## To do
Report each line of the records below that holds the word "translation".

## Extracted data
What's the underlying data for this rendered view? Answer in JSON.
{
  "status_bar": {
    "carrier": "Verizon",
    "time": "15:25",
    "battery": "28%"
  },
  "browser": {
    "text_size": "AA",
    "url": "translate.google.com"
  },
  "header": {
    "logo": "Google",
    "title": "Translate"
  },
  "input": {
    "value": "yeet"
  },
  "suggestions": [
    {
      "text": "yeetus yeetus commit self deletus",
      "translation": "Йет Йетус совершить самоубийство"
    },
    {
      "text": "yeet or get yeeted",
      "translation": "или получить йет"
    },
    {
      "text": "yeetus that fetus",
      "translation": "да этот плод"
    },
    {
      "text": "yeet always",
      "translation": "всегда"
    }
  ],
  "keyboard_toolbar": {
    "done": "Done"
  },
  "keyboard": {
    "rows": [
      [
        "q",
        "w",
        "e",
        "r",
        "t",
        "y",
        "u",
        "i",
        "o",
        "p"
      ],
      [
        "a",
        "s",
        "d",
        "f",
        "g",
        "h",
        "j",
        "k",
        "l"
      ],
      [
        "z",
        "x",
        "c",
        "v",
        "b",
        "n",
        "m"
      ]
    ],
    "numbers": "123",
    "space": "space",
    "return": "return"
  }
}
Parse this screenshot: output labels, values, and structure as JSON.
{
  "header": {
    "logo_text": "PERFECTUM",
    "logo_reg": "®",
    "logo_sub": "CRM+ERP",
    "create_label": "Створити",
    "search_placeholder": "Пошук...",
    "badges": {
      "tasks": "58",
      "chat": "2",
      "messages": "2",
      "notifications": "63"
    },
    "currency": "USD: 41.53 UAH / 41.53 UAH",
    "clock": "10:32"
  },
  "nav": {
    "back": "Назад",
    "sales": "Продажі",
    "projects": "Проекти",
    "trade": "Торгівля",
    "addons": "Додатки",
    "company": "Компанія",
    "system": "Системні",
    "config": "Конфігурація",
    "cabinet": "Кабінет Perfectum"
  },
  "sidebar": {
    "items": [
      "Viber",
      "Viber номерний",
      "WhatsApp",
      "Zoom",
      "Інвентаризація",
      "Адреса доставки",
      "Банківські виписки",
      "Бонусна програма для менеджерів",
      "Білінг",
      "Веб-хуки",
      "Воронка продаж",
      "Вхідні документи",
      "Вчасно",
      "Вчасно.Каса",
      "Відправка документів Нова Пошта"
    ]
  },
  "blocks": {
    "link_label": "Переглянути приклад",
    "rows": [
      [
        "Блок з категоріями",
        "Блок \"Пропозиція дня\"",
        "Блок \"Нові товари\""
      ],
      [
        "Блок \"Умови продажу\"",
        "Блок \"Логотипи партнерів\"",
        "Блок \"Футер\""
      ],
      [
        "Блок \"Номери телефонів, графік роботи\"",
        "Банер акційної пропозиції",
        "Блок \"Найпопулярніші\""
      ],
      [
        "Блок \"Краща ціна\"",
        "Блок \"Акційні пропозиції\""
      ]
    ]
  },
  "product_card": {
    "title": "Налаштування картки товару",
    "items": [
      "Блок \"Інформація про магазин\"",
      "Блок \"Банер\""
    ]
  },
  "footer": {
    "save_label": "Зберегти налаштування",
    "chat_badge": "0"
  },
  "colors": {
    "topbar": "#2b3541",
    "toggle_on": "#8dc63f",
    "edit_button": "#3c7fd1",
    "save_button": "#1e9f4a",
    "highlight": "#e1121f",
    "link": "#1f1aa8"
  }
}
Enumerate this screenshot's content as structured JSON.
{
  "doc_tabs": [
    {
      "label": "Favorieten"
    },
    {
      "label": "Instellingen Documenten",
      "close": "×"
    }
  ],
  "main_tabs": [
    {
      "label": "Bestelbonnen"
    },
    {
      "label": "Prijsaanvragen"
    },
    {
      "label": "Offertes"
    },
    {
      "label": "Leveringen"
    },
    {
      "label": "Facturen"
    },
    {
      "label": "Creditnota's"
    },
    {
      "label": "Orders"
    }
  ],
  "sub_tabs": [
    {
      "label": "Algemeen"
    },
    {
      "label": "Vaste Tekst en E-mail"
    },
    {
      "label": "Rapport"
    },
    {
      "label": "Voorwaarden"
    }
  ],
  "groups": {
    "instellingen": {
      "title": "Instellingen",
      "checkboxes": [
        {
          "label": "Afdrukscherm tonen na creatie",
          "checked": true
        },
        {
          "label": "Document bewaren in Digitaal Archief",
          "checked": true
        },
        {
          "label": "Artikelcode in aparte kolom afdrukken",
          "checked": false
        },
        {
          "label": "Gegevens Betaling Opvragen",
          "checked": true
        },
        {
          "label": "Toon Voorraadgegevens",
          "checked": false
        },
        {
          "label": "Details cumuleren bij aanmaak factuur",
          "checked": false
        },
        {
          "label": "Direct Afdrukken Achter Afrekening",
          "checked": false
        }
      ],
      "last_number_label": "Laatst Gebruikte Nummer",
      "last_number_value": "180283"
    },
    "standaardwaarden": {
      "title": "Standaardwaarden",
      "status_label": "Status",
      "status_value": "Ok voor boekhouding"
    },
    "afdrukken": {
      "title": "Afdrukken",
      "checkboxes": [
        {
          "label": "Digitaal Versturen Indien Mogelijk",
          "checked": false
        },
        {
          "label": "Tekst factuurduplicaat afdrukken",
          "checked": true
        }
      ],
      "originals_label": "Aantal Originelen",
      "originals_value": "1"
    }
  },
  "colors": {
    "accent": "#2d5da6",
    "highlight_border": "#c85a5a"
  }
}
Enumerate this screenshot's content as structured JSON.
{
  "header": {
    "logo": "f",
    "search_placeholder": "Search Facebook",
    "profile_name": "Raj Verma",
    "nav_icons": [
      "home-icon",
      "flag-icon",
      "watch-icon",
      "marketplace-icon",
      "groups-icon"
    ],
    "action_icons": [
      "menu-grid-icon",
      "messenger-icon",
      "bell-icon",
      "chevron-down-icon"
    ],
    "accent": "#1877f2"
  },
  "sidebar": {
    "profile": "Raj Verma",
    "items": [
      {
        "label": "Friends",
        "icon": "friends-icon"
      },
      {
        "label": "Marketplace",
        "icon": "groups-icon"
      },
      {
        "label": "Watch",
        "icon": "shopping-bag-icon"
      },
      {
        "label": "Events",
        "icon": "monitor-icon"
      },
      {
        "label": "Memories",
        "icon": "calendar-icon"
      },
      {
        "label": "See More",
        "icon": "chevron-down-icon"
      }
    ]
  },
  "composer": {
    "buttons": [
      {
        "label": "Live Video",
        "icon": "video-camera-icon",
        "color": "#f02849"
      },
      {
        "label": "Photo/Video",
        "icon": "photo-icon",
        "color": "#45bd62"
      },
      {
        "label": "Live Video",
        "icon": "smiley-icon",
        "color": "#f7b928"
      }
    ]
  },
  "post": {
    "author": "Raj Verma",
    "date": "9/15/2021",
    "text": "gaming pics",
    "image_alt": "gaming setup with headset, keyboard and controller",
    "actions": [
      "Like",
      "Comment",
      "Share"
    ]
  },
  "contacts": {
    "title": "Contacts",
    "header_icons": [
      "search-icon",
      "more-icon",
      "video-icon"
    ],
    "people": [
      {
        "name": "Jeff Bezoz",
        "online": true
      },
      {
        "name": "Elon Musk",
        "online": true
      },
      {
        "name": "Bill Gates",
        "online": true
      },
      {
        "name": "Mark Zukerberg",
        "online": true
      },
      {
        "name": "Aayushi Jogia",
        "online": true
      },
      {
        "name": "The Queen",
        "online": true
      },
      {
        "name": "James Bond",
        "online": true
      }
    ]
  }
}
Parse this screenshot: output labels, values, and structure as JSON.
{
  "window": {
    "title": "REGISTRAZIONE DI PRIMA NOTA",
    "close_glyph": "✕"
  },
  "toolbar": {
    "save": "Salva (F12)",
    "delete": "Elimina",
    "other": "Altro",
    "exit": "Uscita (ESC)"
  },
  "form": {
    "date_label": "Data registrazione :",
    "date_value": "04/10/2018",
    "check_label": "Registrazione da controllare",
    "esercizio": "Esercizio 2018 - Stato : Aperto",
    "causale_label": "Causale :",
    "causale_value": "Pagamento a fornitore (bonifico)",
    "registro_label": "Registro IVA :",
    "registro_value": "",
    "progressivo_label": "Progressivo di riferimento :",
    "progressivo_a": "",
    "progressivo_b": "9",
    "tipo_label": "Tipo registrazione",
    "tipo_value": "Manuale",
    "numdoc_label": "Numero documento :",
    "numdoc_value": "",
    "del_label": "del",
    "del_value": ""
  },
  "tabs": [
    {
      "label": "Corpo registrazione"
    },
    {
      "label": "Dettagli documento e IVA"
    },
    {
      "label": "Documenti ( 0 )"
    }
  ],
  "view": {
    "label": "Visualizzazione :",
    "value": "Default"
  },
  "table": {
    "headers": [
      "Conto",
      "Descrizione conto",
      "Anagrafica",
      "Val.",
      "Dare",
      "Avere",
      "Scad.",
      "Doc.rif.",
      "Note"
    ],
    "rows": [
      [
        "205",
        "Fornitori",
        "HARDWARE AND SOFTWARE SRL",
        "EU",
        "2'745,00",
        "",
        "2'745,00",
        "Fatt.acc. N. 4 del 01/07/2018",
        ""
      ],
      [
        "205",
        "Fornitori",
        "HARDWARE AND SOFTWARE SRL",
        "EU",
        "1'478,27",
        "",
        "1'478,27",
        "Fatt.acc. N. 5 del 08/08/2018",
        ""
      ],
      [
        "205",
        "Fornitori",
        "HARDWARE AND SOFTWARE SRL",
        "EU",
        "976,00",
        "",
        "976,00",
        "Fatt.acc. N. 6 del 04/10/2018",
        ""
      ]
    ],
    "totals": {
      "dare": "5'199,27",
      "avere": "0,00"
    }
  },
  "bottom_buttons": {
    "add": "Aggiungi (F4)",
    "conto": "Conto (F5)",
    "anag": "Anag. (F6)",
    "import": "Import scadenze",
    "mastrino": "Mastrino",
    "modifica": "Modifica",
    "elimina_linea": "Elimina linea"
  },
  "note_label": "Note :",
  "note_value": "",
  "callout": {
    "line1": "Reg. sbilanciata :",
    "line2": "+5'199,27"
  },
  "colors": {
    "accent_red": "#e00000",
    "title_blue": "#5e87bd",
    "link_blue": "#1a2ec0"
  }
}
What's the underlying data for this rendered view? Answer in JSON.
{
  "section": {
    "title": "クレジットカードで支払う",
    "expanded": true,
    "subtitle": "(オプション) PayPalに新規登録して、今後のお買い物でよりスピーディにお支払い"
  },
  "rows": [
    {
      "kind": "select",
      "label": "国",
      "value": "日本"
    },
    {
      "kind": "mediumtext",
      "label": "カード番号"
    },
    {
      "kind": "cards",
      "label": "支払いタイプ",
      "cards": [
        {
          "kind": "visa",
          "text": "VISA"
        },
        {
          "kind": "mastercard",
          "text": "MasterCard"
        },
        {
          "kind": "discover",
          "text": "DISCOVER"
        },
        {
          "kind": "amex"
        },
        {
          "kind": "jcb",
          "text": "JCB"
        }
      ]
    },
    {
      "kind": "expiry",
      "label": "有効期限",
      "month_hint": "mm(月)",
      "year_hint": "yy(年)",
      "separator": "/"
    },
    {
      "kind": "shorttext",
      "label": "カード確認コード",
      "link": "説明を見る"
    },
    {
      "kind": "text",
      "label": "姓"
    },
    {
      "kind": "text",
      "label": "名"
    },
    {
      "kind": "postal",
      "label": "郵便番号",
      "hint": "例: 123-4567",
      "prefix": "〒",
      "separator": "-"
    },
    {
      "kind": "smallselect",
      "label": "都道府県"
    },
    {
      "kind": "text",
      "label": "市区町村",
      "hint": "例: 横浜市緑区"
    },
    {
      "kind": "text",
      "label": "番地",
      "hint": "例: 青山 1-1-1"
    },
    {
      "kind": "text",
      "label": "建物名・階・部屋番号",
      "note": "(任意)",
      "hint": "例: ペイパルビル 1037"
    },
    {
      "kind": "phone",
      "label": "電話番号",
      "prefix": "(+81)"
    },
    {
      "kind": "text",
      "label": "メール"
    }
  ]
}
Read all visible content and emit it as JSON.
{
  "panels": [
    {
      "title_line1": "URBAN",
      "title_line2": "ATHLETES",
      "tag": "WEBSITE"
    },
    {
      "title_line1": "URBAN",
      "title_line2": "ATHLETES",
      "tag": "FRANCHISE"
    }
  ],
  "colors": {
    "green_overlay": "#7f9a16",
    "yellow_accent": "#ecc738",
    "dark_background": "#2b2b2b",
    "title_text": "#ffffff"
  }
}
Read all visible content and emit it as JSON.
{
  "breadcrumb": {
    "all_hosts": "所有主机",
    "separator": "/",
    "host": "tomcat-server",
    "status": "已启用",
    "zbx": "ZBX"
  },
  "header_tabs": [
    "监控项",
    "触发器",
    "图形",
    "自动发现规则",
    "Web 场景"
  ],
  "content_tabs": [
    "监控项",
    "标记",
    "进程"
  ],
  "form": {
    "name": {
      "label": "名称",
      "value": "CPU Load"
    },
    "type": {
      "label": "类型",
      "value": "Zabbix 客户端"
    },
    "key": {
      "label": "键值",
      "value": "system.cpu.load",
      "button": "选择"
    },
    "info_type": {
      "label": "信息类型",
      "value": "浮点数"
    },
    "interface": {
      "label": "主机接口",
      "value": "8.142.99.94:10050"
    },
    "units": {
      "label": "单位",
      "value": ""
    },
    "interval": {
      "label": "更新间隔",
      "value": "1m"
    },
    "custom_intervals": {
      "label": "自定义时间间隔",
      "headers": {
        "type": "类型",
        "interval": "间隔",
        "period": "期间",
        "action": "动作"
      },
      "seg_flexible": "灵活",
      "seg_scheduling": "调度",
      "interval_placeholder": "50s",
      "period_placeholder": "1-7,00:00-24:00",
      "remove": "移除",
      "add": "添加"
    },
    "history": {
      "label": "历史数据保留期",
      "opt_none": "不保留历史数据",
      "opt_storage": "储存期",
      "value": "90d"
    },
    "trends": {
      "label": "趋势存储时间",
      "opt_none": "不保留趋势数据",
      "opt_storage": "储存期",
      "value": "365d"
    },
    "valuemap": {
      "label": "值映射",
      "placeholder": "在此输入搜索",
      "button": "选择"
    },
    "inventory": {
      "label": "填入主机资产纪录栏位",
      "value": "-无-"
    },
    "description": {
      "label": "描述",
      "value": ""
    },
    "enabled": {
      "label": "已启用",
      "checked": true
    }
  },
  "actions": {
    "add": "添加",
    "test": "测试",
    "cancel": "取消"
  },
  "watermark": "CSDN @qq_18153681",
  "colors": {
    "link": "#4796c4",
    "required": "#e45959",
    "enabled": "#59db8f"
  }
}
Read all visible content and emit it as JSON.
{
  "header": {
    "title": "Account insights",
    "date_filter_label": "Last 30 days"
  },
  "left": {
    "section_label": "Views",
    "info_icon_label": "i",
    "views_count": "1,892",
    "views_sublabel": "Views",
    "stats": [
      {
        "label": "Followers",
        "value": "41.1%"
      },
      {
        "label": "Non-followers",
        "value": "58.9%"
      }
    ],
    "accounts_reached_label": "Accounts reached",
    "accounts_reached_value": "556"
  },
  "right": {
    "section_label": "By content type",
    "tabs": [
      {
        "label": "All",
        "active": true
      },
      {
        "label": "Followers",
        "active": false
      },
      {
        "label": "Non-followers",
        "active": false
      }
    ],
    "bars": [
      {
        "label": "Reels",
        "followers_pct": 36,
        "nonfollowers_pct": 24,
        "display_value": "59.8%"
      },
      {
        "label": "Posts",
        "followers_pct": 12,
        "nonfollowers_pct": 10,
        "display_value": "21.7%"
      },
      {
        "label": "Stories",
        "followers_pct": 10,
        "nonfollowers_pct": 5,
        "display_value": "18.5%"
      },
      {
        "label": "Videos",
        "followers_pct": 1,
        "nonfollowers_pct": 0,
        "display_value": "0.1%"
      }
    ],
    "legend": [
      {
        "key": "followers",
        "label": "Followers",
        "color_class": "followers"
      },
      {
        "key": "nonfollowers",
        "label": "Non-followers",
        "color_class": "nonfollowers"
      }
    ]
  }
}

## Your response
      "translation": "Йет Йетус совершить самоубийство"
      "translation": "или получить йет"
      "translation": "да этот плод"
      "translation": "всегда"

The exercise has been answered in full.